Extracted information
--------

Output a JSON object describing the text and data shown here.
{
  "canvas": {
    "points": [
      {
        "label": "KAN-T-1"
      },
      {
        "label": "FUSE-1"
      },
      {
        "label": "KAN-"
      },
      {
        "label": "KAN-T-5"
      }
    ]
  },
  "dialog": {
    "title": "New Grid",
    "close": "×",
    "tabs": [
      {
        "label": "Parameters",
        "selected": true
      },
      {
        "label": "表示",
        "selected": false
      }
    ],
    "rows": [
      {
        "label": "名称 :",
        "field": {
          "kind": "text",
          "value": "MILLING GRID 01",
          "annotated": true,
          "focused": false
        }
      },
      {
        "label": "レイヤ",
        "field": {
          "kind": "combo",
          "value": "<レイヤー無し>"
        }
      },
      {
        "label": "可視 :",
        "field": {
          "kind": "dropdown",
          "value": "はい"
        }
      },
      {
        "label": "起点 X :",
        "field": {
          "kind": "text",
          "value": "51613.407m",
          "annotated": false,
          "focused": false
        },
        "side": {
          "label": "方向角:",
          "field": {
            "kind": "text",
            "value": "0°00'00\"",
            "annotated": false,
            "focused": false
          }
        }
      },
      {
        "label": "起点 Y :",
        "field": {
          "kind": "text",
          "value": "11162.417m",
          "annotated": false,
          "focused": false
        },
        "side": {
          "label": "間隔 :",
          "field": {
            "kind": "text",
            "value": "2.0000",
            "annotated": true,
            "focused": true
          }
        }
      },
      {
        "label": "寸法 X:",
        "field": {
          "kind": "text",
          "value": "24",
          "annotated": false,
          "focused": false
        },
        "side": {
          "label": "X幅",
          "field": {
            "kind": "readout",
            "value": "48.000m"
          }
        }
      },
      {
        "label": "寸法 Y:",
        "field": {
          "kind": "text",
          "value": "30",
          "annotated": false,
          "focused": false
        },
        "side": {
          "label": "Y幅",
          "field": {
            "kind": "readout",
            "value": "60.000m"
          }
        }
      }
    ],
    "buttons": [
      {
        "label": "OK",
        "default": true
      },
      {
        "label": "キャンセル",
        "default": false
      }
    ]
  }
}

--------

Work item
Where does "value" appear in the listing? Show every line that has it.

Solution below
          "value": "MILLING GRID 01",
          "value": "<レイヤー無し>"
          "value": "はい"
          "value": "51613.407m",
            "value": "0°00'00\"",
          "value": "11162.417m",
            "value": "2.0000",
          "value": "24",
            "value": "48.000m"
          "value": "30",
            "value": "60.000m"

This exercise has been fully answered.